The woman who brought skull watches back to life
When design student Fiona Krüger first knocked on the door of Swiss watchmakers six years ago, few were willing to give her the time of day.
After all, the Scot didn't tick the right boxes in the conservative world of haute horlogerie.
For a start, she was 20-something, not Swiss and had no experience in watchmaking.
And she had a design concept which raised more than a few eyebrows at the time - skull-shaped timepieces.
Wind the clock forward, and things are very different.
The 32-year-old, from Airdrie in Lanarkshire, is selling high-end memento mori "skull" timepieces to the rich and famous for as much as £20,000 a time.
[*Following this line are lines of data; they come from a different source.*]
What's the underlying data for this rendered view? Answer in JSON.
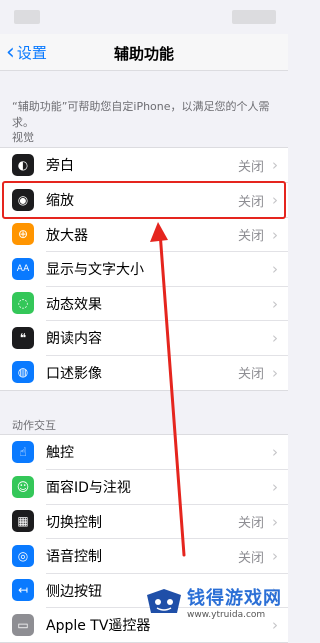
{
  "nav": {
    "back_label": "设置",
    "title": "辅助功能"
  },
  "intro_text": "“辅助功能”可帮助您自定iPhone，以满足您的个人需求。",
  "sections": {
    "vision_header": "视觉",
    "interaction_header": "动作交互"
  },
  "vision_items": [
    {
      "label": "旁白",
      "value": "关闭",
      "icon": "voiceover-icon",
      "color": "#1c1c1e"
    },
    {
      "label": "缩放",
      "value": "关闭",
      "icon": "zoom-icon",
      "color": "#1c1c1e"
    },
    {
      "label": "放大器",
      "value": "关闭",
      "icon": "magnifier-icon",
      "color": "#ff9500"
    },
    {
      "label": "显示与文字大小",
      "value": "",
      "icon": "text-size-icon",
      "color": "#0a7aff"
    },
    {
      "label": "动态效果",
      "value": "",
      "icon": "motion-icon",
      "color": "#34c759"
    },
    {
      "label": "朗读内容",
      "value": "",
      "icon": "speech-icon",
      "color": "#1c1c1e"
    },
    {
      "label": "口述影像",
      "value": "关闭",
      "icon": "audio-description-icon",
      "color": "#0a7aff"
    }
  ],
  "interaction_items": [
    {
      "label": "触控",
      "value": "",
      "icon": "touch-icon",
      "color": "#0a7aff"
    },
    {
      "label": "面容ID与注视",
      "value": "",
      "icon": "faceid-icon",
      "color": "#34c759"
    },
    {
      "label": "切换控制",
      "value": "关闭",
      "icon": "switch-control-icon",
      "color": "#1c1c1e"
    },
    {
      "label": "语音控制",
      "value": "关闭",
      "icon": "voice-control-icon",
      "color": "#0a7aff"
    },
    {
      "label": "侧边按钮",
      "value": "",
      "icon": "side-button-icon",
      "color": "#0a7aff"
    },
    {
      "label": "Apple TV遥控器",
      "value": "",
      "icon": "remote-icon",
      "color": "#8e8e93"
    }
  ],
  "watermark": {
    "big": "钱得游戏网",
    "small": "www.ytruida.com"
  },
  "colors": {
    "accent": "#0a7aff",
    "highlight": "#e5251e"
  }
}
Fiona, who is among some of the world's biggest names showing off the latest innovations in accessories at Baselworld in Switzerland, says her journey into watchmaking began as a "complete fluke".
She says: "If you'd asked me at that stage to name more than two watch brands, I couldn't have done it.
"I didn't know anything about watches - they weren't on my radar at all."
She was studying a master's degree in design for the luxury industry in Switzerland when a course visit to the Patek Philippe museum in Geneva changed everything.
"For me it was like walking into Willie Wonka's chocolate factory," she recalls.
"The museum had a historical collection which had a myriad of pieces in all sorts of different designs.
"Some were shaped like angels and others shaped like a guitar and it made me realise that a watch didn't have to be round and flat - it could literally be whatever you could imagine."
Her imagination was fired further during her course when she came across a skull timepiece linked to Mary Queen of Scots.
"I felt the piece was beautiful," she says. "And the fact that she was Scottish, there was obviously an appeal there.
"That led me to discover that in the 16th Century, skull-shaped timepieces were a big thing for women."
Fiona also drew on her experience of living in Mexico for three years when she was a child.
"I remember watching the Day of the Dead celebrations in Mexico.
"For them, somebody passing away is just another point on a longer story and it is more of an occasion to celebrate a person's life.
"If you are going to buy a really beautiful high-end timepiece, you are probably doing all right.
"So to have something on your wrist that reminds you that you should enjoy your life was an interesting topic around which to design something."
Fiona put her fine art background to use by sketching out different skull designs.
"When I was starting out, I thought: there are billions of watches on the market and you don't actually really need another one," she says.
"Particularly today, with technology, a mechanical timepiece isn't a necessity any more - it's something people buy because they fall in love with it or they have an emotional reaction to it.
"So for me, the whole idea of time and mortality - the memento mori idea - was relevant today for a mechanical timepiece."
Fiona maintains that her lack of experience in making watches has been anything but a hindrance.
"I don't think like a watchmaker would," she explains.
"I don't think, okay, there's the mechanism and then the case, the glass, the hands and the dial.
"I think more of a painting, or of building up a pattern, and I think of the whole piece.
"When I look at all the mechanism, it looks more like a pattern than a mechanical object.
"But at the same time there are all the technical constraints.
"I come up with the creative bit and then there's pushback on what's possible technically - and that tension is what makes pieces interesting."
But finding Swiss watchmakers prepared to take on her designs at first proved difficult.
She explains: "I am sure that all of the suppliers I went to see initially thought I was completely nuts because I didn't fit the typical mould of somebody from the watchmaking sector.
"It is a very male-dominated industry. A lot of the company founders and CEOs are all older men.
"I think there was also the fact that I was a young woman who was doing something that was completely different.
"But after pushing through that and having several meetings, they could see that I had done my homework, and that I understood what I wanted and what was possible technically."
Now based in Alsace, France, Fiona works collaboratively with a number of leading suppliers.
One of her most recent projects was a joint venture with Swiss firm L'Epee 1839 - a skull wall clock that yawns when it needs to be rewound.
The macabre aspect of Fiona's timepieces hasn't put some people off.
Her first two series of limited editions sold out.
Clients have included fellow Scot Judy Murray, mother of tennis stars Andy and Jamie.
Fiona acknowledges that her watches are not to everybody's taste but says her clients are a mix of men and women and of different age groups.
"My first piece was sold to a middle-aged Mexican gentleman, so obviously there was a strong cultural link," she says.
"My second timepiece was sold to a young woman in her mid-20s in China, while another customer was a gentleman in Japan who must have been in his 80s."
Fiona is preparing to launch a brand new collection of watches, but is keeping the details under wraps.
She says: "It will have its own concept, its own theme, and a completely new design - it has got nothing to do with skulls or mortality or anything like that."
Whatever the future holds, Fiona says her love of watches will never dim.
"It just so happens that designing watches fits with the way my brain works," she says.
"For me, a watch is like a blank canvas with the added bonus that you have bits which move and come to life when you wind the piece up.
"To me they are quite magical things."